→ **Aim of the exercise**
Repeat the data word for word. Do not include the pictures.
START Exercise data
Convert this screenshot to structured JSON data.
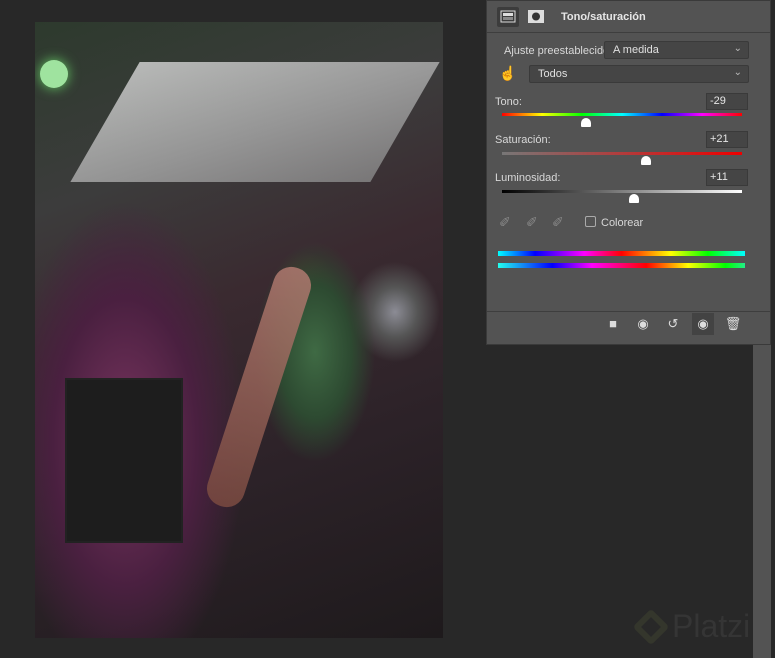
{
  "panel": {
    "title": "Tono/saturación",
    "preset_label": "Ajuste preestablecido:",
    "preset_value": "A medida",
    "channel_value": "Todos",
    "hue": {
      "label": "Tono:",
      "value": "-29"
    },
    "saturation": {
      "label": "Saturación:",
      "value": "+21"
    },
    "lightness": {
      "label": "Luminosidad:",
      "value": "+11"
    },
    "colorize_label": "Colorear",
    "colorize_checked": false
  },
  "watermark": "Platzi"
}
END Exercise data
→ **Task result**
Convert this screenshot to structured JSON data.
{
  "panel": {
    "title": "Tono/saturación",
    "preset_label": "Ajuste preestablecido:",
    "preset_value": "A medida",
    "channel_value": "Todos",
    "hue": {
      "label": "Tono:",
      "value": "-29"
    },
    "saturation": {
      "label": "Saturación:",
      "value": "+21"
    },
    "lightness": {
      "label": "Luminosidad:",
      "value": "+11"
    },
    "colorize_label": "Colorear",
    "colorize_checked": false
  },
  "watermark": "Platzi"
}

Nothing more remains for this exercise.